If TTP is suspected, laboratory testing should include lactate dehydrogenase (LDH), haptoglobin, and a smear for schistocytes to check for microangiopathic hemolytic anemia (MAHA). A test to assess for ADAMTS-13 level may also be considered. The next best step in treatment is to admit the patient to the intensive care unit (ICU) with an urgent hematology consult to begin plasmapheresis.

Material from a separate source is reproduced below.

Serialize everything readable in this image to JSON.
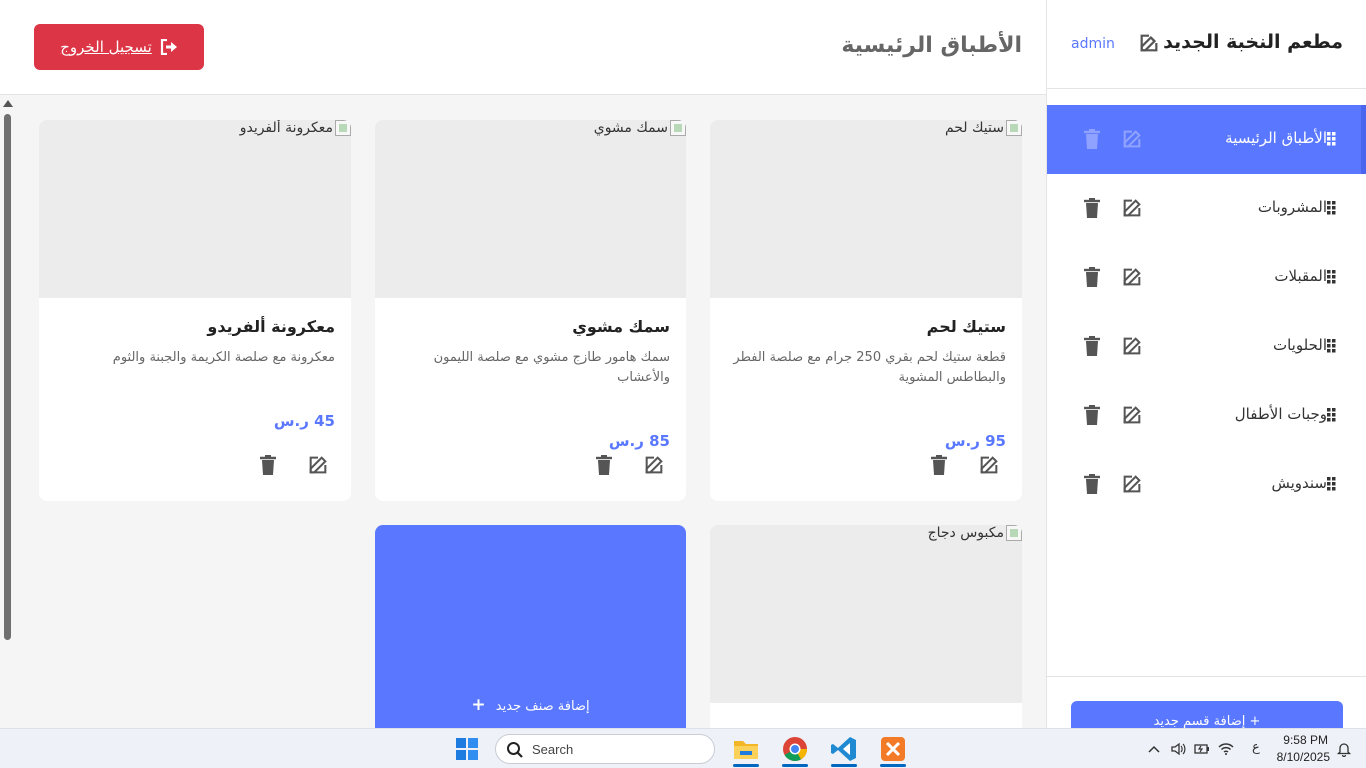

TTP is a rare but serious condition of unknown etiology that is characterized by thrombocytopenia and MAHA. Clinical findings may include skin purpura as well as gastrointestinal and/or neurologic issues. The classic pentad can be remembered by the mnemonic PATCH: Pyrexia, Azotemia, Thrombocytopenia, CNS findings, and Hemolysis; however, it is rare to find all 5 elements in a patient presenting with TTP. Stimulant drugs or certain medications may cause TTP, as do infection, pregnancy, and cancer.

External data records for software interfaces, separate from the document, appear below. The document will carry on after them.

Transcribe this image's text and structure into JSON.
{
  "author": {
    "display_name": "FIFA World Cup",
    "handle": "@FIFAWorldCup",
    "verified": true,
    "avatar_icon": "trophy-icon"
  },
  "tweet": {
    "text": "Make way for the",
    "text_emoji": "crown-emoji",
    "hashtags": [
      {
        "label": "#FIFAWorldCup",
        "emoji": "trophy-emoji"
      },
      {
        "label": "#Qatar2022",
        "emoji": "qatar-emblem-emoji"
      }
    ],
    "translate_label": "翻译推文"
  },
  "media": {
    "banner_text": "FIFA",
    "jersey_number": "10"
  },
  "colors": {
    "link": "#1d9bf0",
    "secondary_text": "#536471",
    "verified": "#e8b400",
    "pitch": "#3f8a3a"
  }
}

Treatment for TTP should begin with admission to the ICU with an urgent hematology consult for immediate initiation of plasmapheresis. Complications that arise can be either hemorrhagic or thrombotic and may include myocardial infarction, cerebrovascular accident, organ ischemia, and central nervous system or gastrointestinal bleeding. Early treatment has been shown to decrease both morbidity and mortality from TTP.
Initially, LDH and bilirubin levels were elevated but no schistocytes were found. Treatment did not begin until the day after admission the ICU; by this time, the patient’s platelet count had dropped from 85 × 103/μL to 9 × 103/μL. Repeat blood count now revealed schistocytes. The patient received multiple rounds of plasma exchange and recovered fully.
Brady Pregerson, MD, is an emergency physician at Cedars-Sinai Medical Center in Los Angeles and at Tri-City Medical Center in Oceanside, California.
Pregerson DB. Emergency Medicine 1-Minute Consult Pocketbook. EMresource.org. 2017;5.
This article originally appeared on Clinical Advisor